Problem details: For each line of the data below, copy it if it holds the word "heading".

App and web page records:
* * * * * * *
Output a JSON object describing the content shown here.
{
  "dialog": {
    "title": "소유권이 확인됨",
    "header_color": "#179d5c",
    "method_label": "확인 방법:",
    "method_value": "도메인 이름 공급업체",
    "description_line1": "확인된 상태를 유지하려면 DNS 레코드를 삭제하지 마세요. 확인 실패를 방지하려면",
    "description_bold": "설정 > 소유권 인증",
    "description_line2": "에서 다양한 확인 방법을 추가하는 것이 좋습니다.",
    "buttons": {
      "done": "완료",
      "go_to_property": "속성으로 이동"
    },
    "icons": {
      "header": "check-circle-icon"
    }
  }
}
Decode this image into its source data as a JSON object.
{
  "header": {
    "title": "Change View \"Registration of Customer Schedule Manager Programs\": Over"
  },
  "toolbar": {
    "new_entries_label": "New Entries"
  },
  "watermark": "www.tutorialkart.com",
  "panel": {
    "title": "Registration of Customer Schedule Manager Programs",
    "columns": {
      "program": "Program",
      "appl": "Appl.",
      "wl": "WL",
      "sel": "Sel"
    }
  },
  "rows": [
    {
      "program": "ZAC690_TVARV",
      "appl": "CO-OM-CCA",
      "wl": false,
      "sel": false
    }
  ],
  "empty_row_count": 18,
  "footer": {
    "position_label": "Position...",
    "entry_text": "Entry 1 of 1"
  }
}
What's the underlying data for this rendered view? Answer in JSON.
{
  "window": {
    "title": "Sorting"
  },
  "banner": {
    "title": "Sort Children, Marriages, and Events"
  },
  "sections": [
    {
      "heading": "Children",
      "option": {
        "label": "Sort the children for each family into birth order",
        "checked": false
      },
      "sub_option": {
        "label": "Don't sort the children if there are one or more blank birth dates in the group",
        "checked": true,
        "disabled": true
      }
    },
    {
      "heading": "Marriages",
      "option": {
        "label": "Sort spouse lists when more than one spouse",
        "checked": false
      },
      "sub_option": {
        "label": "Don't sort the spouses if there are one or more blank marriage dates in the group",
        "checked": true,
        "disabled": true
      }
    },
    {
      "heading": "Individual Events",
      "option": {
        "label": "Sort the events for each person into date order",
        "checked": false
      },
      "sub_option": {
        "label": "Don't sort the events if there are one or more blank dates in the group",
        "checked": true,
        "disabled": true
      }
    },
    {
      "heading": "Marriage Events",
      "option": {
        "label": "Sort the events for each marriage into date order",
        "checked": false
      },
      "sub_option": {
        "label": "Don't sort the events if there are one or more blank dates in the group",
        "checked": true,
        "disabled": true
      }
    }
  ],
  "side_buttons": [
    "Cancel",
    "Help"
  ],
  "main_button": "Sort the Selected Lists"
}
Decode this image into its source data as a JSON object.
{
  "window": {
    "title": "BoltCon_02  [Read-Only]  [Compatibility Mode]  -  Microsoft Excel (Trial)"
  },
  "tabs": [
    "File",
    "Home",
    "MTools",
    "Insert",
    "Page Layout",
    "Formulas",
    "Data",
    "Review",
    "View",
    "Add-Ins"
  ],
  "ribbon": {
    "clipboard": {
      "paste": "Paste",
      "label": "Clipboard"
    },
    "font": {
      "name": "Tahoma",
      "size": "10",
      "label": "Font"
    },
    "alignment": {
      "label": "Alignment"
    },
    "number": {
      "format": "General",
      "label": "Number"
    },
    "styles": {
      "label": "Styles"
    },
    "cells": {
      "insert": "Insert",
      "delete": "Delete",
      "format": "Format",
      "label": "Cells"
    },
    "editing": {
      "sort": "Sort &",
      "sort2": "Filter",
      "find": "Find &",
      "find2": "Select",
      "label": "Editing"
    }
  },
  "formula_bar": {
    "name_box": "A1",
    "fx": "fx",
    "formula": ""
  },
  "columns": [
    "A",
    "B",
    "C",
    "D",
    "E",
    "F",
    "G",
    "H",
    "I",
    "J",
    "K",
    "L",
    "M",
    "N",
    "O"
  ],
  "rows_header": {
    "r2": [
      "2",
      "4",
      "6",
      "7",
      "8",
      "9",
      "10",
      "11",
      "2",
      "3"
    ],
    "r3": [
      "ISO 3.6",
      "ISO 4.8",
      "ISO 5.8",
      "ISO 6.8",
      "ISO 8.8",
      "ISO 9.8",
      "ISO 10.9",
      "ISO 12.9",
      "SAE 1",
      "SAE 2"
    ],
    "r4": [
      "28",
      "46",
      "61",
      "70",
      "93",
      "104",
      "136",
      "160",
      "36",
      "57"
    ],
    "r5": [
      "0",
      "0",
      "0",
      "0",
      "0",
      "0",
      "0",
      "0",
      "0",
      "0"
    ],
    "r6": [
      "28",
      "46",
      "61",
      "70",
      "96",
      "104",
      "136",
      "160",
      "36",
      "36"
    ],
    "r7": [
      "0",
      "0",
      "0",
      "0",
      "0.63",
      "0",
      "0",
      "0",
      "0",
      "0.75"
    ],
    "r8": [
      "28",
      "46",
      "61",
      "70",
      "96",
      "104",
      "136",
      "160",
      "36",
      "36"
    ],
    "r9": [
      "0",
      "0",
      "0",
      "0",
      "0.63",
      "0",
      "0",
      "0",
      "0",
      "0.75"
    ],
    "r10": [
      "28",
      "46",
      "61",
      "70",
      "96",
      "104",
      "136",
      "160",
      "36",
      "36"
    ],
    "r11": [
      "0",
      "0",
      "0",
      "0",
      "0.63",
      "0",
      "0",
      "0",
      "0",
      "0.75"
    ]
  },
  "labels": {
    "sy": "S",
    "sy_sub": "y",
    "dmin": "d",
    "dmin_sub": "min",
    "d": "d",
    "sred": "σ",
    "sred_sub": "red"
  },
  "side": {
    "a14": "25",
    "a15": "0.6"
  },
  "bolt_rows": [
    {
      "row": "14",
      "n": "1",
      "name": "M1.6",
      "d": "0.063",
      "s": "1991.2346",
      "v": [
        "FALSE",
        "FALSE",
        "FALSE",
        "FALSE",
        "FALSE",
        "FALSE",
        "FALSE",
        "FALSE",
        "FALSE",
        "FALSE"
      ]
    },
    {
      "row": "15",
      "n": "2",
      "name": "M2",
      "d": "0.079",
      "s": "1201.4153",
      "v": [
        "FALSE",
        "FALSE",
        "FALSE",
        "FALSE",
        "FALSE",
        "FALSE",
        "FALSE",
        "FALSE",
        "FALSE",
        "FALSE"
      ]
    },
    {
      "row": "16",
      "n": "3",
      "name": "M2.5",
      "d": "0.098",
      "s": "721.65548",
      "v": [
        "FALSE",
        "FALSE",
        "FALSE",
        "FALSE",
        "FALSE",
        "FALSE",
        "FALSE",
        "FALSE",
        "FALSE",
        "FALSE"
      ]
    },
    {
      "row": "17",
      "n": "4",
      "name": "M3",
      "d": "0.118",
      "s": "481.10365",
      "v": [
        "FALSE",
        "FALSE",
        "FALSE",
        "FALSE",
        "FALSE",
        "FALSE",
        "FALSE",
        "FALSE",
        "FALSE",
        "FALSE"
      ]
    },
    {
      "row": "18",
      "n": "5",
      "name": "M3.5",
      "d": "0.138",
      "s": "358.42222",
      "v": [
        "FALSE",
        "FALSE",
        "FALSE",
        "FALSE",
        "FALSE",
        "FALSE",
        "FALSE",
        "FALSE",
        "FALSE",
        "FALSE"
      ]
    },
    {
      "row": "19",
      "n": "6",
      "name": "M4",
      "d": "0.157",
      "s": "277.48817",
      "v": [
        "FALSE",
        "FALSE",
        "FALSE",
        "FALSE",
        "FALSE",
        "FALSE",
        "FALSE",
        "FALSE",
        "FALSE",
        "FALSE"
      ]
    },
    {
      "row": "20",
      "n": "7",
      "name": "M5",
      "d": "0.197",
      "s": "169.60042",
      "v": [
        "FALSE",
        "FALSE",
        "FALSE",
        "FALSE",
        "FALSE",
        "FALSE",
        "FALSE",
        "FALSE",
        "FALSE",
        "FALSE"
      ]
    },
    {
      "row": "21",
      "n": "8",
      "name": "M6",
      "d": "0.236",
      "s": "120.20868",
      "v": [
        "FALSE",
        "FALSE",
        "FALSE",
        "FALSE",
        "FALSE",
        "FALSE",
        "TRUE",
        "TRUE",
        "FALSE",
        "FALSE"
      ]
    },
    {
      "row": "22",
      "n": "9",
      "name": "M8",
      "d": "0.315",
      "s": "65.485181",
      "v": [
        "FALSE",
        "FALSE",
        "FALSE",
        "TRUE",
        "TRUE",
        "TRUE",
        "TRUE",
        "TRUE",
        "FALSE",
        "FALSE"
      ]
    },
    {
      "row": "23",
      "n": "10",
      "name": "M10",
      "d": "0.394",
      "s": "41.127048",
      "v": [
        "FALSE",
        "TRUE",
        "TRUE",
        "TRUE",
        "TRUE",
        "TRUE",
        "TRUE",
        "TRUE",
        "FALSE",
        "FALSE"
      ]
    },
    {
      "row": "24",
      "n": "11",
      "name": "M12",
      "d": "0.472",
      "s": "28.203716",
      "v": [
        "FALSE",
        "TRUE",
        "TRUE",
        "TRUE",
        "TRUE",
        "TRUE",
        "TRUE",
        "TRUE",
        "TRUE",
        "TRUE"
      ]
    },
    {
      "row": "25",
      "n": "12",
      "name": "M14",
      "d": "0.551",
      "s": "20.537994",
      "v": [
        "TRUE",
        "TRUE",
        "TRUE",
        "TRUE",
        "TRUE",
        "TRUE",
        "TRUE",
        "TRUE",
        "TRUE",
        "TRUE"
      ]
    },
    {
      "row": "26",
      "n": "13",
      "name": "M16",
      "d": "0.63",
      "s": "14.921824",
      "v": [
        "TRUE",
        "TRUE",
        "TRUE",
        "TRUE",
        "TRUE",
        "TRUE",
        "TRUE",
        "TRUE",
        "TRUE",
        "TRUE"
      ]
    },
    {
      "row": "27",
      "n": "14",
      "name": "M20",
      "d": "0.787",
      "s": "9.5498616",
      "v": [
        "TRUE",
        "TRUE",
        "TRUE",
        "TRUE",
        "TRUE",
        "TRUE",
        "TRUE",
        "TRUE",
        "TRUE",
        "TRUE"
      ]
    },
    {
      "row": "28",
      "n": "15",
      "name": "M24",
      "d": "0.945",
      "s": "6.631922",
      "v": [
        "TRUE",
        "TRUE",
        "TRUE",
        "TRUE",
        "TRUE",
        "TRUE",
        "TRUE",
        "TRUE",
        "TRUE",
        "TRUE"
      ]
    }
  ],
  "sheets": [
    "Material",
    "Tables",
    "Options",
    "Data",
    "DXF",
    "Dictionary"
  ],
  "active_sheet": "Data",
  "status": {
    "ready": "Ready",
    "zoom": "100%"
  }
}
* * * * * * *
Output of the exercise:
      "heading": "Children",
      "heading": "Marriages",
      "heading": "Individual Events",
      "heading": "Marriage Events",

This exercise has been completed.